[INFORMATION SHOWN]

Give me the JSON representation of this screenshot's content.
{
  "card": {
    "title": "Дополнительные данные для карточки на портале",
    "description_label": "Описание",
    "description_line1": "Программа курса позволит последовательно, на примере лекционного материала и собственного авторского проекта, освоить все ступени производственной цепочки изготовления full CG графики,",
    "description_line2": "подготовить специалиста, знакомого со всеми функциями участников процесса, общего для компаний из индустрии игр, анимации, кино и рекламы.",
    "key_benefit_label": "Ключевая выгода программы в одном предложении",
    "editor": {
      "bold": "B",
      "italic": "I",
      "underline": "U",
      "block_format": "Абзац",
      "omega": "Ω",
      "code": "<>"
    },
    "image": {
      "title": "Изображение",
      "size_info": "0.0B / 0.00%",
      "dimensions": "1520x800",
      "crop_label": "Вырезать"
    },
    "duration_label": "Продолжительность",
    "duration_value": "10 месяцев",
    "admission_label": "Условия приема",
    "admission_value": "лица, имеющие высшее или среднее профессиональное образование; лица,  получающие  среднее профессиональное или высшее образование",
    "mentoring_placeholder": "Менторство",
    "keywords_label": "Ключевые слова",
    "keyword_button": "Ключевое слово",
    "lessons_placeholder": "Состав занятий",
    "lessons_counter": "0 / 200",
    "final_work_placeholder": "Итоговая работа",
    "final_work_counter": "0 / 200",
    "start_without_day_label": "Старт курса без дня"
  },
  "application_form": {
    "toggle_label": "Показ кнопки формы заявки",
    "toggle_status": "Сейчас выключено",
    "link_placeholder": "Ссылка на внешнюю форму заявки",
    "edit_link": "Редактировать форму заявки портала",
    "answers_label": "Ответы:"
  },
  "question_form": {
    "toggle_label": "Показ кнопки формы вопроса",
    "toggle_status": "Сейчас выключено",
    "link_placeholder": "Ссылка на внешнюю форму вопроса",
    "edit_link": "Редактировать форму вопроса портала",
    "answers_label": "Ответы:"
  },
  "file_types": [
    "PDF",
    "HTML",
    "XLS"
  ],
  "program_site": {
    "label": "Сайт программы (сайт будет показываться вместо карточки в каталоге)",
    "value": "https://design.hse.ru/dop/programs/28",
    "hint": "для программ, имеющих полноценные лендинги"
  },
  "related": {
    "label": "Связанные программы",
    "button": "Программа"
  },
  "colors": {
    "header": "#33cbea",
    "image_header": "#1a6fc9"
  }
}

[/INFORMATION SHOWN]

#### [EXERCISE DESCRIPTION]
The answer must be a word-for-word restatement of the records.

#### [EXPECTED OUTPUT]
Give me the JSON representation of this screenshot's content.
{
  "card": {
    "title": "Дополнительные данные для карточки на портале",
    "description_label": "Описание",
    "description_line1": "Программа курса позволит последовательно, на примере лекционного материала и собственного авторского проекта, освоить все ступени производственной цепочки изготовления full CG графики,",
    "description_line2": "подготовить специалиста, знакомого со всеми функциями участников процесса, общего для компаний из индустрии игр, анимации, кино и рекламы.",
    "key_benefit_label": "Ключевая выгода программы в одном предложении",
    "editor": {
      "bold": "B",
      "italic": "I",
      "underline": "U",
      "block_format": "Абзац",
      "omega": "Ω",
      "code": "<>"
    },
    "image": {
      "title": "Изображение",
      "size_info": "0.0B / 0.00%",
      "dimensions": "1520x800",
      "crop_label": "Вырезать"
    },
    "duration_label": "Продолжительность",
    "duration_value": "10 месяцев",
    "admission_label": "Условия приема",
    "admission_value": "лица, имеющие высшее или среднее профессиональное образование; лица,  получающие  среднее профессиональное или высшее образование",
    "mentoring_placeholder": "Менторство",
    "keywords_label": "Ключевые слова",
    "keyword_button": "Ключевое слово",
    "lessons_placeholder": "Состав занятий",
    "lessons_counter": "0 / 200",
    "final_work_placeholder": "Итоговая работа",
    "final_work_counter": "0 / 200",
    "start_without_day_label": "Старт курса без дня"
  },
  "application_form": {
    "toggle_label": "Показ кнопки формы заявки",
    "toggle_status": "Сейчас выключено",
    "link_placeholder": "Ссылка на внешнюю форму заявки",
    "edit_link": "Редактировать форму заявки портала",
    "answers_label": "Ответы:"
  },
  "question_form": {
    "toggle_label": "Показ кнопки формы вопроса",
    "toggle_status": "Сейчас выключено",
    "link_placeholder": "Ссылка на внешнюю форму вопроса",
    "edit_link": "Редактировать форму вопроса портала",
    "answers_label": "Ответы:"
  },
  "file_types": [
    "PDF",
    "HTML",
    "XLS"
  ],
  "program_site": {
    "label": "Сайт программы (сайт будет показываться вместо карточки в каталоге)",
    "value": "https://design.hse.ru/dop/programs/28",
    "hint": "для программ, имеющих полноценные лендинги"
  },
  "related": {
    "label": "Связанные программы",
    "button": "Программа"
  },
  "colors": {
    "header": "#33cbea",
    "image_header": "#1a6fc9"
  }
}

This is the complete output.